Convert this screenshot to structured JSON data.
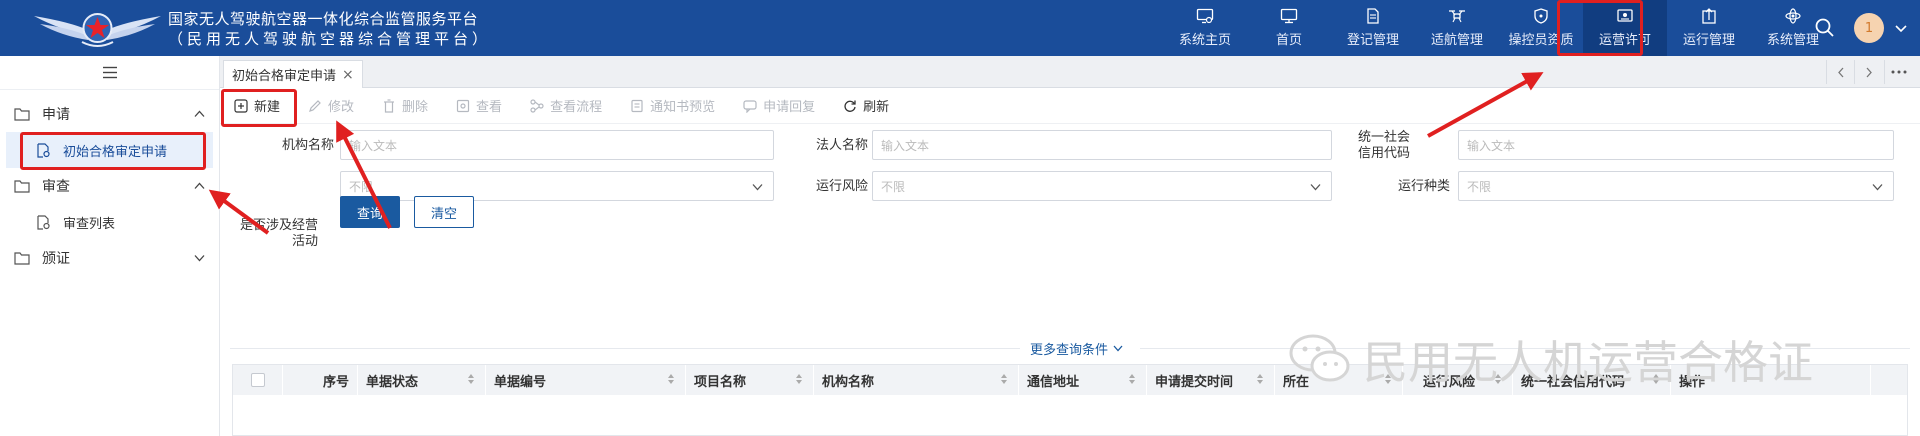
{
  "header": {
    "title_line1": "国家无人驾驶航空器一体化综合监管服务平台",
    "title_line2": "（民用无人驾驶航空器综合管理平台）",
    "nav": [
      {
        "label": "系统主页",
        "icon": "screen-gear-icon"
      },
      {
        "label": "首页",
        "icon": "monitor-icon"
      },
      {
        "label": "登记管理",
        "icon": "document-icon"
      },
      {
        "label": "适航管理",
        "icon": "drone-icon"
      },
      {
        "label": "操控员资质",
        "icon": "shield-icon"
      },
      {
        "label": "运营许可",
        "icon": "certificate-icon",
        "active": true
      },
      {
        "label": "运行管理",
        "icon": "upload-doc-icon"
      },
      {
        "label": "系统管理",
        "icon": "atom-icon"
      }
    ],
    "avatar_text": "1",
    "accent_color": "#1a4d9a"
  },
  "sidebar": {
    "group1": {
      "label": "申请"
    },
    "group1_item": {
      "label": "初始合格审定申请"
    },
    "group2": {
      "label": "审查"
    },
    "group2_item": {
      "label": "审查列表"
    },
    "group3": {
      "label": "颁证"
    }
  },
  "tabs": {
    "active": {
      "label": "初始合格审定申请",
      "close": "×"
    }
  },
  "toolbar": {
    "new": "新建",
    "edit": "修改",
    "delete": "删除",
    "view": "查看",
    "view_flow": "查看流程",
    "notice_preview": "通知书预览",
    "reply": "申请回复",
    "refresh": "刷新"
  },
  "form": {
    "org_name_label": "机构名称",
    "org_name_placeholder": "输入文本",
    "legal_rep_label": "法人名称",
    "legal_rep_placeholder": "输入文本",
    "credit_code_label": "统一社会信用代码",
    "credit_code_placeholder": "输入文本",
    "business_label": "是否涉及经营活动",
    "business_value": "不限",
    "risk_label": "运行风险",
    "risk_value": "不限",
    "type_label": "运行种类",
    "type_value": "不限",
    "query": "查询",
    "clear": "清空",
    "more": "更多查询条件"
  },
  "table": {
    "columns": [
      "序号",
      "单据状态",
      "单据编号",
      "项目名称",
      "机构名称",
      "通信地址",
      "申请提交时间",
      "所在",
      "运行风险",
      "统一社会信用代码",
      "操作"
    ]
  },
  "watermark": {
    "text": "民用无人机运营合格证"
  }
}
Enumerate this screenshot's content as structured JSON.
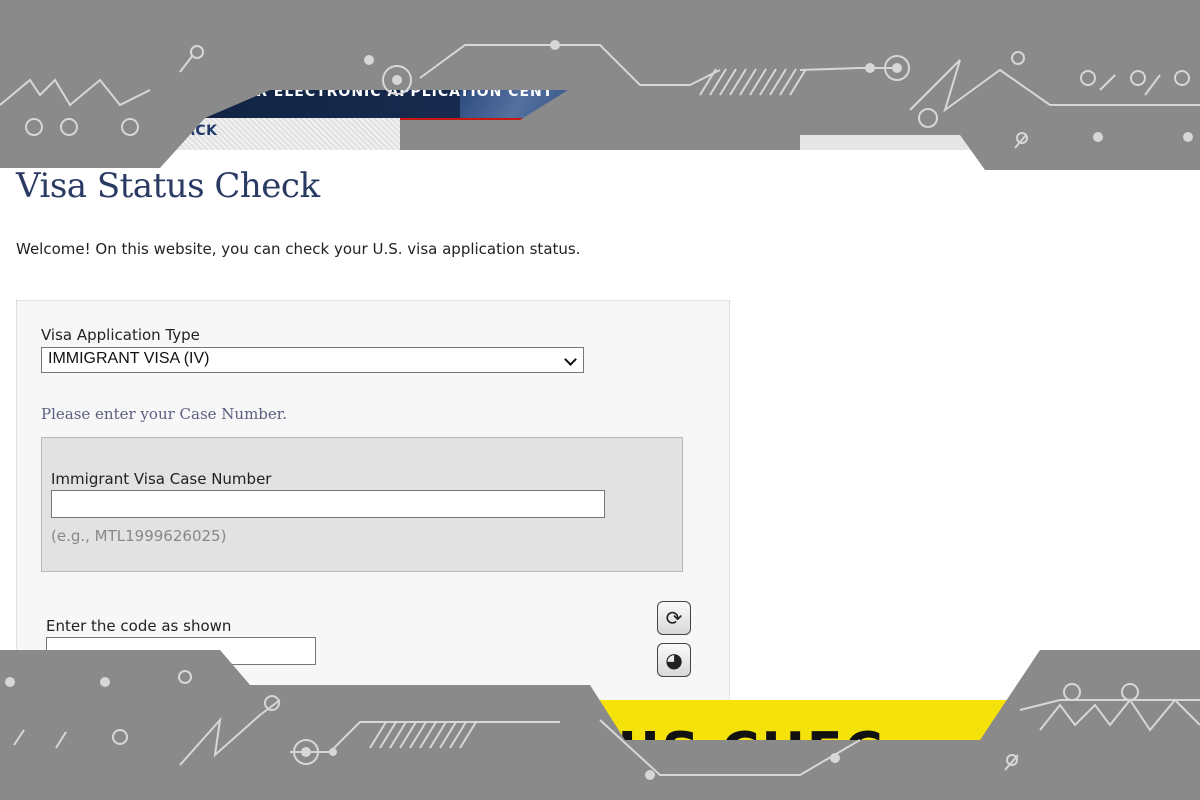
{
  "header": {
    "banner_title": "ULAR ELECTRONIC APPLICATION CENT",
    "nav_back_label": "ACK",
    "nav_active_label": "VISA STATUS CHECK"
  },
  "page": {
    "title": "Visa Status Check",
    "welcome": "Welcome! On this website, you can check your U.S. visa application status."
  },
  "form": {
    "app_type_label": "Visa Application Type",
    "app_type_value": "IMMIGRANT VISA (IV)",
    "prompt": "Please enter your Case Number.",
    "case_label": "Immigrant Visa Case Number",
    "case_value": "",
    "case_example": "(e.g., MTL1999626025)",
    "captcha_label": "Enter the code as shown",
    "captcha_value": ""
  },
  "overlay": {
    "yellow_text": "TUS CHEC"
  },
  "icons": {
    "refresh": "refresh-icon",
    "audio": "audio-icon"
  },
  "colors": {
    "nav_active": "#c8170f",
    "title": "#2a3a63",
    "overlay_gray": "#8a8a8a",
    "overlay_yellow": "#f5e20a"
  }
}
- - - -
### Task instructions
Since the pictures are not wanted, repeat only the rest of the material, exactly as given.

### Answer to this problem
Convert this screenshot to structured JSON data.
{
  "header": {
    "title_line1": "国家无人驾驶航空器一体化综合监管服务平台",
    "title_line2": "（民用无人驾驶航空器综合管理平台）",
    "nav": [
      {
        "label": "系统主页",
        "icon": "screen-gear-icon"
      },
      {
        "label": "首页",
        "icon": "monitor-icon"
      },
      {
        "label": "登记管理",
        "icon": "document-icon"
      },
      {
        "label": "适航管理",
        "icon": "drone-icon"
      },
      {
        "label": "操控员资质",
        "icon": "shield-icon"
      },
      {
        "label": "运营许可",
        "icon": "certificate-icon",
        "active": true
      },
      {
        "label": "运行管理",
        "icon": "upload-doc-icon"
      },
      {
        "label": "系统管理",
        "icon": "atom-icon"
      }
    ],
    "avatar_text": "1",
    "accent_color": "#1a4d9a"
  },
  "sidebar": {
    "group1": {
      "label": "申请"
    },
    "group1_item": {
      "label": "初始合格审定申请"
    },
    "group2": {
      "label": "审查"
    },
    "group2_item": {
      "label": "审查列表"
    },
    "group3": {
      "label": "颁证"
    }
  },
  "tabs": {
    "active": {
      "label": "初始合格审定申请",
      "close": "×"
    }
  },
  "toolbar": {
    "new": "新建",
    "edit": "修改",
    "delete": "删除",
    "view": "查看",
    "view_flow": "查看流程",
    "notice_preview": "通知书预览",
    "reply": "申请回复",
    "refresh": "刷新"
  },
  "form": {
    "org_name_label": "机构名称",
    "org_name_placeholder": "输入文本",
    "legal_rep_label": "法人名称",
    "legal_rep_placeholder": "输入文本",
    "credit_code_label": "统一社会信用代码",
    "credit_code_placeholder": "输入文本",
    "business_label": "是否涉及经营活动",
    "business_value": "不限",
    "risk_label": "运行风险",
    "risk_value": "不限",
    "type_label": "运行种类",
    "type_value": "不限",
    "query": "查询",
    "clear": "清空",
    "more": "更多查询条件"
  },
  "table": {
    "columns": [
      "序号",
      "单据状态",
      "单据编号",
      "项目名称",
      "机构名称",
      "通信地址",
      "申请提交时间",
      "所在",
      "运行风险",
      "统一社会信用代码",
      "操作"
    ]
  },
  "watermark": {
    "text": "民用无人机运营合格证"
  }
}
Enumerate this screenshot's content as structured JSON.
{
  "header": {
    "banner_title": "ULAR ELECTRONIC APPLICATION CENT",
    "nav_back_label": "ACK",
    "nav_active_label": "VISA STATUS CHECK"
  },
  "page": {
    "title": "Visa Status Check",
    "welcome": "Welcome! On this website, you can check your U.S. visa application status."
  },
  "form": {
    "app_type_label": "Visa Application Type",
    "app_type_value": "IMMIGRANT VISA (IV)",
    "prompt": "Please enter your Case Number.",
    "case_label": "Immigrant Visa Case Number",
    "case_value": "",
    "case_example": "(e.g., MTL1999626025)",
    "captcha_label": "Enter the code as shown",
    "captcha_value": ""
  },
  "overlay": {
    "yellow_text": "TUS CHEC"
  },
  "icons": {
    "refresh": "refresh-icon",
    "audio": "audio-icon"
  },
  "colors": {
    "nav_active": "#c8170f",
    "title": "#2a3a63",
    "overlay_gray": "#8a8a8a",
    "overlay_yellow": "#f5e20a"
  }
}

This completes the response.